Top of Entries supplied
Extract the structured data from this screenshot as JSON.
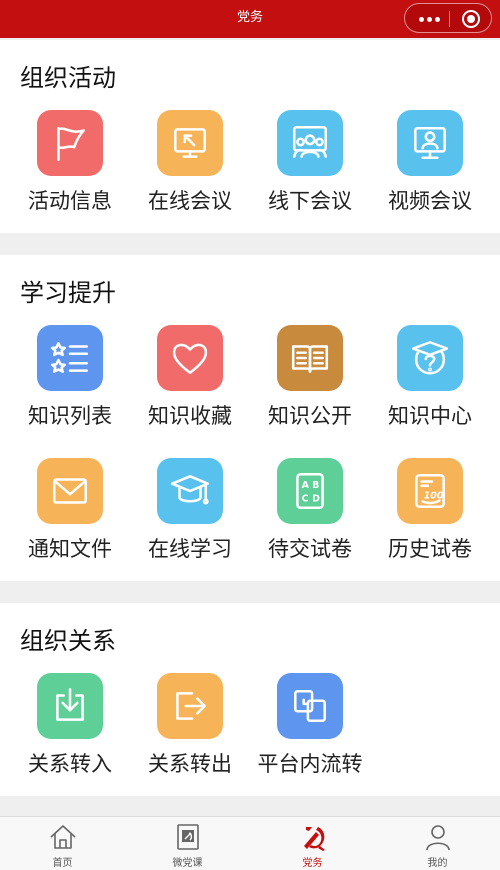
{
  "topbar": {
    "title": "党务"
  },
  "sections": [
    {
      "title": "组织活动",
      "items": [
        {
          "label": "活动信息",
          "icon": "flag-icon",
          "color": "#f26b6b"
        },
        {
          "label": "在线会议",
          "icon": "screen-pointer-icon",
          "color": "#f7b358"
        },
        {
          "label": "线下会议",
          "icon": "group-meeting-icon",
          "color": "#59c1ee"
        },
        {
          "label": "视频会议",
          "icon": "video-monitor-icon",
          "color": "#59c1ee"
        }
      ]
    },
    {
      "title": "学习提升",
      "items": [
        {
          "label": "知识列表",
          "icon": "star-list-icon",
          "color": "#5e95ef"
        },
        {
          "label": "知识收藏",
          "icon": "heart-icon",
          "color": "#f26b6b"
        },
        {
          "label": "知识公开",
          "icon": "open-book-icon",
          "color": "#c88a3c"
        },
        {
          "label": "知识中心",
          "icon": "graduation-question-icon",
          "color": "#59c1ee"
        },
        {
          "label": "通知文件",
          "icon": "envelope-icon",
          "color": "#f7b358"
        },
        {
          "label": "在线学习",
          "icon": "graduation-cap-icon",
          "color": "#59c1ee"
        },
        {
          "label": "待交试卷",
          "icon": "abcd-paper-icon",
          "color": "#5ecf97"
        },
        {
          "label": "历史试卷",
          "icon": "scored-paper-icon",
          "color": "#f7b358"
        }
      ]
    },
    {
      "title": "组织关系",
      "items": [
        {
          "label": "关系转入",
          "icon": "import-icon",
          "color": "#5ecf97"
        },
        {
          "label": "关系转出",
          "icon": "export-icon",
          "color": "#f7b358"
        },
        {
          "label": "平台内流转",
          "icon": "transfer-icon",
          "color": "#5e95ef"
        }
      ]
    }
  ],
  "tabbar": {
    "active": 2,
    "active_color": "#c40f10",
    "items": [
      {
        "label": "首页",
        "icon": "home-icon"
      },
      {
        "label": "微党课",
        "icon": "party-book-icon"
      },
      {
        "label": "党务",
        "icon": "party-emblem-icon"
      },
      {
        "label": "我的",
        "icon": "user-icon"
      }
    ]
  }
}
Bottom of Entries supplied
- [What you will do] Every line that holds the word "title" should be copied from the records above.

- [Reply to the task]
    "title": "党务"
      "title": "组织活动",
      "title": "学习提升",
      "title": "组织关系",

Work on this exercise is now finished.